Uber CEO Admits Tech Execs Are Overpaid—But He’s Not Ready to Fix It

"We shouldn't sacrifice the capitalism machine," the Uber CEO said.

Dara Khosrowshahi, CEO of Uber, speaks onstage during the 2019 Concordia Annual Summit on September 24, 2019, in New York City. Leigh Vogel/Getty Images for Concordia Summit

Uber (UBER)’s charismatic CEO Dara Khosrowshahi wouldn’t oppose the idea of sharing some of his $3 million salary plus $40 million worth of equity with Uber’s minimum wage-earning drivers. He just wouldn’t give the order himself.

When asked about thoughts on the widening pay gap between top executives at “gig economy” tech companies like Uber and their low-paid contractors at an event this week, Khosrowshahi acknowledged that things have “gone too far,” but argued that it should be governments’ and society’s job to fix it.

“I absolutely hope that a lot of the conversations about more aggressive [wealth] distribution will become more than discussion and become reality,” Khosrowshahi said on Tuesday at this year’s Concordia Summit in New York City. “I think it is up to society and governments to correct it. I don’t think we should change the capitalism machine that has for years and years created innovation and lifted overall standard of living and GDP.”

“We shouldn’t sacrifice the capitalism machine,” he reiterated. “There is a responsibility [for corporations] in this society where there’s so much transparency about what everyone is doing. So many questions are being asked. It makes me sit more uncomfortably in my chair, but I think I’ll be a better CEO for this company five years from now.”

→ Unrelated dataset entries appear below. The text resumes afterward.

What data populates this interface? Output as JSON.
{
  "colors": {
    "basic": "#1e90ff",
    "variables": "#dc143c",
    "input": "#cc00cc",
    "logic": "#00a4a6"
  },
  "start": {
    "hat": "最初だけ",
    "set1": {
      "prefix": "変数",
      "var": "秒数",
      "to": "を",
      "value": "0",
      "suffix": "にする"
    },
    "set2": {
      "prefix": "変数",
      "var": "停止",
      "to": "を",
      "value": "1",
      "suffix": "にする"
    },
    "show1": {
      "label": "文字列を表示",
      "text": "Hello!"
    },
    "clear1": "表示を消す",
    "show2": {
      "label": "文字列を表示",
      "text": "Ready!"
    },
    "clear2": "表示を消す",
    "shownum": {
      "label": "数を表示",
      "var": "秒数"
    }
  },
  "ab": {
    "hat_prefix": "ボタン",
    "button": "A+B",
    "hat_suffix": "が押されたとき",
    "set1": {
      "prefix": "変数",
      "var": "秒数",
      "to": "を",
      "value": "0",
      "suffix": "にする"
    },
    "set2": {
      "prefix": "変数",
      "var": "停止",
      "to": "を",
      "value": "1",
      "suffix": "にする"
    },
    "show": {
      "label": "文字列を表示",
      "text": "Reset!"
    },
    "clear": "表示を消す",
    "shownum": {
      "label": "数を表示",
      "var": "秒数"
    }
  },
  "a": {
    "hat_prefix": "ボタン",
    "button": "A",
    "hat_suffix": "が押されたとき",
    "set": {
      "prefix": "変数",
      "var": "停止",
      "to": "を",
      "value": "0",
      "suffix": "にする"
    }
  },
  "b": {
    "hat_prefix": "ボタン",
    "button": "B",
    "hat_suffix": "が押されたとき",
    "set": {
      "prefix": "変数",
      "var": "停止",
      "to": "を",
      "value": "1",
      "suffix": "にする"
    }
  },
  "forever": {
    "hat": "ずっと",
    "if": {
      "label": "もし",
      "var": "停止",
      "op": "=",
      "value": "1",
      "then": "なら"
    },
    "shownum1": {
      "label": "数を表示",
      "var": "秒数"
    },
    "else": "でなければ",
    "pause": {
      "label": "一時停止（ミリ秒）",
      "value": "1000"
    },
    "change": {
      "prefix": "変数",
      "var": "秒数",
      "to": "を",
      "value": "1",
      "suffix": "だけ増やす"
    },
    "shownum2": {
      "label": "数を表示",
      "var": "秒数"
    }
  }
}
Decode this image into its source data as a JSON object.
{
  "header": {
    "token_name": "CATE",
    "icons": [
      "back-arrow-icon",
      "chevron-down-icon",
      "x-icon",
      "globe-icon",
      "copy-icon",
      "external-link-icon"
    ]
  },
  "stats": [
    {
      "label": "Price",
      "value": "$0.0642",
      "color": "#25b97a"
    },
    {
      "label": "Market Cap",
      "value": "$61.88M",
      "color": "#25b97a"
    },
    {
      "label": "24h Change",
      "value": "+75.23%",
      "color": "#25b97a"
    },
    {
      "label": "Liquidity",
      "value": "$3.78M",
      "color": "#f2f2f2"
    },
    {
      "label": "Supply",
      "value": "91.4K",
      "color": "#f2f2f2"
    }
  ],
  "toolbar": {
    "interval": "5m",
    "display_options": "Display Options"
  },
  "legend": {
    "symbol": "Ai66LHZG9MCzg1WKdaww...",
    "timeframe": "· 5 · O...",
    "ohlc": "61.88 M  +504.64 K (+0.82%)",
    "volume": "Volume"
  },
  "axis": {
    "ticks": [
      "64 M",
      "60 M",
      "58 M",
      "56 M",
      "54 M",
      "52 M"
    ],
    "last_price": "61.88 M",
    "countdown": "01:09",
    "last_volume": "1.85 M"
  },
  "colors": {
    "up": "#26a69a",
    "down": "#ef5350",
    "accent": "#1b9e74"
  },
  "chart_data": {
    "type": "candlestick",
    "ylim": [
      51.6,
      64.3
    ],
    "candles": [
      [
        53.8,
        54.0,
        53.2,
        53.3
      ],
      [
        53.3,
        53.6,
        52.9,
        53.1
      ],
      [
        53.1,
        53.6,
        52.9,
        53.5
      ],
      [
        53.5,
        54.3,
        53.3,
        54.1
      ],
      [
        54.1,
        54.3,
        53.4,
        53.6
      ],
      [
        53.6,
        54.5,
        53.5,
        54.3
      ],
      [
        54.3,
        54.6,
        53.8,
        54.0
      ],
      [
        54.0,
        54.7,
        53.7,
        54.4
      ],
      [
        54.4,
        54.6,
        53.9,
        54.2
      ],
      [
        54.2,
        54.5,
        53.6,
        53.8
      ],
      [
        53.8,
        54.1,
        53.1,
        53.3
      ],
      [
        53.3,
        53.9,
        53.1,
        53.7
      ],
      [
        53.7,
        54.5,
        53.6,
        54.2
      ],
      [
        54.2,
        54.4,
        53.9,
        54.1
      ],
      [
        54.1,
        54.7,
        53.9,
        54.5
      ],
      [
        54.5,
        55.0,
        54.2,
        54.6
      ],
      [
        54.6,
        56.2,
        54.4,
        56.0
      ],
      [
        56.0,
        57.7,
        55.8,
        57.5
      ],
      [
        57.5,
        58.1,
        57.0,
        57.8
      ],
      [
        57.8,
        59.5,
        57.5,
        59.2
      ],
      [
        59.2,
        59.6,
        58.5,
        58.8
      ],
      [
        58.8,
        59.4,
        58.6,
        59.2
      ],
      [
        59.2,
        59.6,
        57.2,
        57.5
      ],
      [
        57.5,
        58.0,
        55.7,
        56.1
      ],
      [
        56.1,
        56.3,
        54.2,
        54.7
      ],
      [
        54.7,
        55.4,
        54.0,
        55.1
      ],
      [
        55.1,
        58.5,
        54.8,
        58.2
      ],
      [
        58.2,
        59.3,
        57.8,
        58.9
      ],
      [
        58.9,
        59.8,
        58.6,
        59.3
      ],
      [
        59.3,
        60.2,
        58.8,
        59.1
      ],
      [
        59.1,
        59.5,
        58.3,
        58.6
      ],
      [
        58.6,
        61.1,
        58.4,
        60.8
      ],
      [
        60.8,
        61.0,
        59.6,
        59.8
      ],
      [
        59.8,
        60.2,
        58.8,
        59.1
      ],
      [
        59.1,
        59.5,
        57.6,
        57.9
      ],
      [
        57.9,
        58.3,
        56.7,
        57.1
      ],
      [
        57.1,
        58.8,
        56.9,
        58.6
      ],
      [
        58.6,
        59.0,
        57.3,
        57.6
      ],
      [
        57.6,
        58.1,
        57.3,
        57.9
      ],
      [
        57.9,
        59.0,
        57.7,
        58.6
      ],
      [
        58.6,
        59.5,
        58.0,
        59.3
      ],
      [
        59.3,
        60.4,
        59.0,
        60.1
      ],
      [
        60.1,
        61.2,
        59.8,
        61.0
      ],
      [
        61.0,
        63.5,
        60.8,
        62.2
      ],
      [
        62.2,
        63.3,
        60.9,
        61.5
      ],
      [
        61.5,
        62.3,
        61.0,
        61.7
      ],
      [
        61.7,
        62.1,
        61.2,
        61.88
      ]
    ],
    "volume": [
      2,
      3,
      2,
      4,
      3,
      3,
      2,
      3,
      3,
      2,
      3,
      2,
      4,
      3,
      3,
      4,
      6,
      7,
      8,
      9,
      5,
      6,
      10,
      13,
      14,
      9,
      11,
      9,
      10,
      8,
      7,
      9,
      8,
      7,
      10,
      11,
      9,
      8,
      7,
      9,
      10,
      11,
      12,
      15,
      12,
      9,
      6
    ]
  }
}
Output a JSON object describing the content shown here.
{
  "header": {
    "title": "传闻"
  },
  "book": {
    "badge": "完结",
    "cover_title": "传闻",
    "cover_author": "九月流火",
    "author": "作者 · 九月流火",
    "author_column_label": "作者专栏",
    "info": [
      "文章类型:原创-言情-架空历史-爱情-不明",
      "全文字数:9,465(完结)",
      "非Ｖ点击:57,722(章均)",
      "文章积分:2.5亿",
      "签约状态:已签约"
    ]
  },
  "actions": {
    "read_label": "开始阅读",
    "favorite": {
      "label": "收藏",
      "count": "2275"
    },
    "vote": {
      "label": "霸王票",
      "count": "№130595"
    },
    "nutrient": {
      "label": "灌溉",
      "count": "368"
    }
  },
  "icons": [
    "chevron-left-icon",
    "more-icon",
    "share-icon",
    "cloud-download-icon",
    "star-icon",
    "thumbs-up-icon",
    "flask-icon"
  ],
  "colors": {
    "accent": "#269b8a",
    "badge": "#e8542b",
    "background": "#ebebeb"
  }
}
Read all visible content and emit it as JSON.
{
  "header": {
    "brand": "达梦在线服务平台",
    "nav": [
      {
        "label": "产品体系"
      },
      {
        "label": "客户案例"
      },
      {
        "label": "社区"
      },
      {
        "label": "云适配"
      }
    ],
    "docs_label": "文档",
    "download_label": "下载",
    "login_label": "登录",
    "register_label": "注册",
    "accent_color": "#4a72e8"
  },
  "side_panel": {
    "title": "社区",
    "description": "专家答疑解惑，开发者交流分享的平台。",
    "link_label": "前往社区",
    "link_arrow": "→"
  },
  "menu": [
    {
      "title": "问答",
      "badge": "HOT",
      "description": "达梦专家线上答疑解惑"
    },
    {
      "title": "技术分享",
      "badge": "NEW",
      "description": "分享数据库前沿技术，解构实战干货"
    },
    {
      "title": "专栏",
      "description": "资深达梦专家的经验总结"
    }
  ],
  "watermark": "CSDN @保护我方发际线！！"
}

Uber went public on the New York Stock Exchange six months ago, which made some of the ride-hailing company’s major shareholders, including its former CEO Travis Kalanick, exponentially richer overnight. In contrast, financial situations for Uber’s thousands of driver barely improved after the IPO. Per the company’s own calculation, Uber drivers make an average $25 an hour. But external reports have suggested that that number fails to fully account for drivers’ cost, such as gas, commission and taxes.

In 2018, Uber paid its top five executives a total of $6.8 million in salary and cash bonus, plus $130 million worth of non-cash awards, according to the company’s IPO filing.

CEO Khosrowshahi, the highest paid person at Uber, received a total package worth $45 million, including $1 million in base salary, $2 million in bonus, $40 million in equity award and $2 million in reimbursement for work-related expenses.

Uber CEO Admits Tech Execs Are Overpaid—But He’s Not Ready to Fix It